Home » Regions » North America » Eastern Temperate Forests » Ozark, Oauchita-Appalachian Forests » Western Allegheny Plateau

Western Allegheny Plateau

Page contents

To check where a specific point lies, you can look it up in our Ecoregion Locator.

Map Legend & Subregion List

This list will help you navigate the regions in case you have problems with viewing or clicking the interactive map above.

NameColor on MapEPA Code‡
Permian Hills70a
Monongahela Transition Zone70b
Pittsburgh Low Plateau70c
Knobs-Lower Scioto Dissected Plateau70d
Unglaciated Upper Muskingum Basin70e
Ohio/Kentucky Carboniferous Plateau70f
Northern Forested Plateau Escarpment70g
Carter Hills70h

† Status: ✓ = Complete ○ = Needs Image … = Incomplete ∅ = Stub Only

This code refers to the US EPA's Level 4 ecoregion codes for the continental U.S., see here.


Partially Complete
With Images
Complete w/ Images

Get involved!
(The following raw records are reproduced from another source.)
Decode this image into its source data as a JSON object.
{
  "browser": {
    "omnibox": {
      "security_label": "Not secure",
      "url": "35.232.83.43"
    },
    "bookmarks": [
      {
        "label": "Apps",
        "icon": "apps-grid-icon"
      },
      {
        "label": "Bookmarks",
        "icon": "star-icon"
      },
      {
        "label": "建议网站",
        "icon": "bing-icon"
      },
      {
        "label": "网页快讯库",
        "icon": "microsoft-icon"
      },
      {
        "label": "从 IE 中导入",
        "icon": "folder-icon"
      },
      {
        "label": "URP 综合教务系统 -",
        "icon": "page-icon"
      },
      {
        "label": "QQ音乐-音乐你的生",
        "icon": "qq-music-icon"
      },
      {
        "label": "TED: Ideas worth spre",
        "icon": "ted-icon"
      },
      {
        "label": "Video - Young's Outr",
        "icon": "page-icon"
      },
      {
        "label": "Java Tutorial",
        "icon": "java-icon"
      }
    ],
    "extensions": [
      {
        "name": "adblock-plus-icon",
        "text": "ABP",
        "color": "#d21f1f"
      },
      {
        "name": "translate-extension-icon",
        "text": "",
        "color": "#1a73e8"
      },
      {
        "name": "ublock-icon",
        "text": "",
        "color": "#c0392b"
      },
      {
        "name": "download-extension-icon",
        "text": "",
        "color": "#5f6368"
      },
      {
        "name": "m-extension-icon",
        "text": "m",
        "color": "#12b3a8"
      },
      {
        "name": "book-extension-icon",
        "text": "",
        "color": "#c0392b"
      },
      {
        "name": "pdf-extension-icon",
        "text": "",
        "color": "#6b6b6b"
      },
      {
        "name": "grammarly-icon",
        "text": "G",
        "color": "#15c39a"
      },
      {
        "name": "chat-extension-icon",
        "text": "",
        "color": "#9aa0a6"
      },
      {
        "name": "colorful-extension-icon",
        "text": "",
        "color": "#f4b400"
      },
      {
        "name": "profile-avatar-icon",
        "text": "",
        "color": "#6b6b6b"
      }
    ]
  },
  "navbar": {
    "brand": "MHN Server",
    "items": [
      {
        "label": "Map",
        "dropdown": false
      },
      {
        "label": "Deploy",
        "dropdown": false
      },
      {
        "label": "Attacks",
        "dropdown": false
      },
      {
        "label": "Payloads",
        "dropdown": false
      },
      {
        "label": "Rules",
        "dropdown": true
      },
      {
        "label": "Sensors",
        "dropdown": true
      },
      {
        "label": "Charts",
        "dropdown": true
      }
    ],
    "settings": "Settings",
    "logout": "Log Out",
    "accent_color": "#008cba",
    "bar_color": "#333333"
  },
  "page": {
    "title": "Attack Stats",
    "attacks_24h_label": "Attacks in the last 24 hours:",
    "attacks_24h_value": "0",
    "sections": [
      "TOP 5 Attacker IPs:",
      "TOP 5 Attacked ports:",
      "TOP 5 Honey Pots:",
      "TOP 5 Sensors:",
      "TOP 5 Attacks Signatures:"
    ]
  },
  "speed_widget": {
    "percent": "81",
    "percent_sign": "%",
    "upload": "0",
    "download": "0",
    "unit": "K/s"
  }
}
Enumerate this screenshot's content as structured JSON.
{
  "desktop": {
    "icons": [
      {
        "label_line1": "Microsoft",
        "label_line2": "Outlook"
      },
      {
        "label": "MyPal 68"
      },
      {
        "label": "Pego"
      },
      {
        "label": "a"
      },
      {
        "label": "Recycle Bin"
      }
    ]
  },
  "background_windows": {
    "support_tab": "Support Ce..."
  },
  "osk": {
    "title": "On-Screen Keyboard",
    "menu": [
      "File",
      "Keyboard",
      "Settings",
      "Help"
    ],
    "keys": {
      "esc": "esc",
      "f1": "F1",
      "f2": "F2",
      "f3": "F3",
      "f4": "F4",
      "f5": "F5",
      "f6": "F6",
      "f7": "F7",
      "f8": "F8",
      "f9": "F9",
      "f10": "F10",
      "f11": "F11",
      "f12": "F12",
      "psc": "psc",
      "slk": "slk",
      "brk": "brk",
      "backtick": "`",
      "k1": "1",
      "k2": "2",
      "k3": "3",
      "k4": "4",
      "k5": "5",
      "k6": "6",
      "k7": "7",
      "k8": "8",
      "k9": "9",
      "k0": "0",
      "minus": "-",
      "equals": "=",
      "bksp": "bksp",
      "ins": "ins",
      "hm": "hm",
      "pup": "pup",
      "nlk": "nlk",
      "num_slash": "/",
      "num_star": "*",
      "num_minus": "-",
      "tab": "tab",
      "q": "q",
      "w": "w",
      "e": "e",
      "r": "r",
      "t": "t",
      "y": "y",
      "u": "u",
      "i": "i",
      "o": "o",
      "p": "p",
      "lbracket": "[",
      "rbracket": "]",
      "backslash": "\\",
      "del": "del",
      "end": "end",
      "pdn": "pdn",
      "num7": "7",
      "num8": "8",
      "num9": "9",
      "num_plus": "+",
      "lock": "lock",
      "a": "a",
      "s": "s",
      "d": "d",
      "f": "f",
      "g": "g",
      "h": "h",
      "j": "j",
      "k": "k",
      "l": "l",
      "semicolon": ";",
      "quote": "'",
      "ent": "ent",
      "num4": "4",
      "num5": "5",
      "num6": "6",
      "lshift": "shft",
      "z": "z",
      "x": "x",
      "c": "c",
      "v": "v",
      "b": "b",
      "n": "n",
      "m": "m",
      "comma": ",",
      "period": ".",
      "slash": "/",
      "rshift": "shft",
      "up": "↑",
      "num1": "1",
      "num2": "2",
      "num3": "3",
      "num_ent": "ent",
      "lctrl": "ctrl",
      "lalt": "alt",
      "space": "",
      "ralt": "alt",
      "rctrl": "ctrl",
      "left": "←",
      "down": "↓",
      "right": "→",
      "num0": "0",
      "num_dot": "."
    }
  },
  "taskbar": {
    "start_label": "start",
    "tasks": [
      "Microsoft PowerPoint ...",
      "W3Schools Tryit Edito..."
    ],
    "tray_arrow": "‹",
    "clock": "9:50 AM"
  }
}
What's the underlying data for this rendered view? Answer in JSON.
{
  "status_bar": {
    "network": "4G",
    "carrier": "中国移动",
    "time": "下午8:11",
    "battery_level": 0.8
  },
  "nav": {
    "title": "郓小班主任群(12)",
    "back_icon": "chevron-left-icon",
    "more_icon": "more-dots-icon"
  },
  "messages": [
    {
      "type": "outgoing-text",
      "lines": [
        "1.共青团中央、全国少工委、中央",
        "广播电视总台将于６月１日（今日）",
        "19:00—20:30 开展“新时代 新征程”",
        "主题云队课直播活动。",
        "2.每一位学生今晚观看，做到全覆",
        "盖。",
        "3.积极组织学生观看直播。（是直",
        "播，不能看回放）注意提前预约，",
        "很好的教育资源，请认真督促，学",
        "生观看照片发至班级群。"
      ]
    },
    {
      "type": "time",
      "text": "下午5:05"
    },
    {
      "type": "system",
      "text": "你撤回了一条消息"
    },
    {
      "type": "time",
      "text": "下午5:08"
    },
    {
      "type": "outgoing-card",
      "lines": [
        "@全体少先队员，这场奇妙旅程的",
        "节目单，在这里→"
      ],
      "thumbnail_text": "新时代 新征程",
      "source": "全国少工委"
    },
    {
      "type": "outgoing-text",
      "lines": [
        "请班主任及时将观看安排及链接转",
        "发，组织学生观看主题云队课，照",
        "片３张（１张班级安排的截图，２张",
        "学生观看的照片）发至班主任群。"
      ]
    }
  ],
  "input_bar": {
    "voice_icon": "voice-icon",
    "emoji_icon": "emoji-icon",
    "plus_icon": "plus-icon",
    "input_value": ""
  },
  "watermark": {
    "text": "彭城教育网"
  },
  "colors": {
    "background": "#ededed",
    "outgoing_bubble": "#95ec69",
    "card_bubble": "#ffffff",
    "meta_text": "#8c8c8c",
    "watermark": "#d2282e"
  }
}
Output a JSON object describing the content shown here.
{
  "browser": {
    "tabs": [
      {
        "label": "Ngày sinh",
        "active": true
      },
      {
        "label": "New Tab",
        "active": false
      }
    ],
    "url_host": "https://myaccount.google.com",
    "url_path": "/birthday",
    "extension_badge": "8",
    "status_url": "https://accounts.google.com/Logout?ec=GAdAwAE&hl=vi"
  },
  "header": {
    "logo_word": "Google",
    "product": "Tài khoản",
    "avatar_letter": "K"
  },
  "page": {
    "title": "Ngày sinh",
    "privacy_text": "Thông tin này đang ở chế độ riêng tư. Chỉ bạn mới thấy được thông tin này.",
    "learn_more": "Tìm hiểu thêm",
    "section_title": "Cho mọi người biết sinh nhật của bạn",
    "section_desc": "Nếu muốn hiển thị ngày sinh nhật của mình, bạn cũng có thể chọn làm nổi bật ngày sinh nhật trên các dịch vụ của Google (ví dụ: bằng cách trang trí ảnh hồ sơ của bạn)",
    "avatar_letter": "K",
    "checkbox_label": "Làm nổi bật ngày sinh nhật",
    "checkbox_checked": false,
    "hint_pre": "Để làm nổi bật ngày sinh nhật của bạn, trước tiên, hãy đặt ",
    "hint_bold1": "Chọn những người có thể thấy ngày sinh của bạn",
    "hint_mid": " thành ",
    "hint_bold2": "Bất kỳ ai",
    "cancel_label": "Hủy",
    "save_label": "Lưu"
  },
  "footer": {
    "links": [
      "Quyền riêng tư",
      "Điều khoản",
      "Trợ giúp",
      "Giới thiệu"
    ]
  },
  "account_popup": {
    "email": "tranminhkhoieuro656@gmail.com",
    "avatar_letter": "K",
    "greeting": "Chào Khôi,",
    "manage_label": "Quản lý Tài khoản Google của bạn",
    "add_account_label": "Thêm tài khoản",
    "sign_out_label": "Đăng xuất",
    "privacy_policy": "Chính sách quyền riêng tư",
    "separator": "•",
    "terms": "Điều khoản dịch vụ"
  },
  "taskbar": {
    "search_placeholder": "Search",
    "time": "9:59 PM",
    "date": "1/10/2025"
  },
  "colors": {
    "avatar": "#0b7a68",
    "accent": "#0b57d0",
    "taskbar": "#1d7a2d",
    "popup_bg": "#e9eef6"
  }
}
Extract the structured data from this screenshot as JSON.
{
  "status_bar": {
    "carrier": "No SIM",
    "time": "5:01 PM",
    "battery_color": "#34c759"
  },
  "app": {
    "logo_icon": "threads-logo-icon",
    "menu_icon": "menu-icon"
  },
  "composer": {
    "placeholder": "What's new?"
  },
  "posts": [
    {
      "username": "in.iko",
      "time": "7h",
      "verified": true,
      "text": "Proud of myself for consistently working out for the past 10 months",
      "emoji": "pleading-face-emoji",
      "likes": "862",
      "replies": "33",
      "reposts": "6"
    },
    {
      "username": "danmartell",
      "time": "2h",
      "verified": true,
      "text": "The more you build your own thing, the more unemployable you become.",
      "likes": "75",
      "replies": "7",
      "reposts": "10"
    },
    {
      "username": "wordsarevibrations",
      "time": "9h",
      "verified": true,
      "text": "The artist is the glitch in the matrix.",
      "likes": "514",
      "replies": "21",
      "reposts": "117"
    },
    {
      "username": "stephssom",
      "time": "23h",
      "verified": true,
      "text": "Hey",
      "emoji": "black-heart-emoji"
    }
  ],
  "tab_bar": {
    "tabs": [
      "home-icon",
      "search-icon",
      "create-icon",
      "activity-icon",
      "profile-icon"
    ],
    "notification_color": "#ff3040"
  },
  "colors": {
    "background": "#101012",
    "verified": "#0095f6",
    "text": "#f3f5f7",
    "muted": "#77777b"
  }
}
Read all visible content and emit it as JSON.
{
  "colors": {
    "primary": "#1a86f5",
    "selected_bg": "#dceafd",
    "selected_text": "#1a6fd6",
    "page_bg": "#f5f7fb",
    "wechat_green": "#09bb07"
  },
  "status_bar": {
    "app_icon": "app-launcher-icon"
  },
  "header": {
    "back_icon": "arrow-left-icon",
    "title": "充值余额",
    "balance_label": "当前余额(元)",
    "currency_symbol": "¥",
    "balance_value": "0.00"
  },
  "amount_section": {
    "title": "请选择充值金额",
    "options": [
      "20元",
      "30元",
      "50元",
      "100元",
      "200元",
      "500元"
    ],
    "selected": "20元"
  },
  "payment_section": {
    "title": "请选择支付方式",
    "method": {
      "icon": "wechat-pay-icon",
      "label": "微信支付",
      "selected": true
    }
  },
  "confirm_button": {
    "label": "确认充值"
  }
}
You can help our ecoregion articles progress faster. Help us find photos of these regions. Contact us if you have any additions or corrections to any of these articles. You can also donate to support our ongoing work.

About the Western Allegheny Plateau

The Western Allegheny Plateau is a broad region extending roughly northeast-southwest from southwest Pennsylvania through much of northwest West Virginia and southeast Ohio, into northeastern Kentucky.

This area was not glaciated in the recent ice age, and the terrain mostly consists of a heavily-dissected plateau with rugged hills. Although the topography is relatively steep when viewed on a small scale, taken on a large scale this region is quite flat, lacking the higher elevations of the Appalachian ridges to the southeast. The underlying bedrock is sedimentary, mostly from the Carboniferous period.

This region has a humid continental climate with warm to hot summers and cold winters. The original forest cover here consisted of mixed mesophytic forest, with some smaller areas of Appalachian oak forests. Dominant tree species include chestnut oak, red maple, white oak, black oak, American beech, tuliptree, sugar maple, various ash species, American basswood, buckeye, and eastern hemlock.

Nowadays, this region is mostly forested, with small amounts of agriculture, including livestock and dairy farming, and cultivation of hay, corn, small grains, and tobacco. There is some logging and forestry in the area, as well as some protected national forests. Coal mining is extensive, causing extensive environmental problems including degradation of waterways. Pittsburgh is the largest city in this region, which also contains numerous smaller cities.

This area is bordered to the southeast by the more rugged and higher-elevation Central Appalachians and to the northwest by the glaciated and much flatter Erie Drift Plain. Southwest of that, but also to the northwest, this region also shares a small border with the Eastern Corn Belt Plains, and south of that, to the west by the Interior Plateau. There is also a small border to the southwest with the Southwest Appalachians.

Plant Lists & In-Region Search


1. Wiken, E., Griffith, G. "North American Terrestrial Ecoregions - Level III", Commission for Environmental Cooperation, (2011) Web.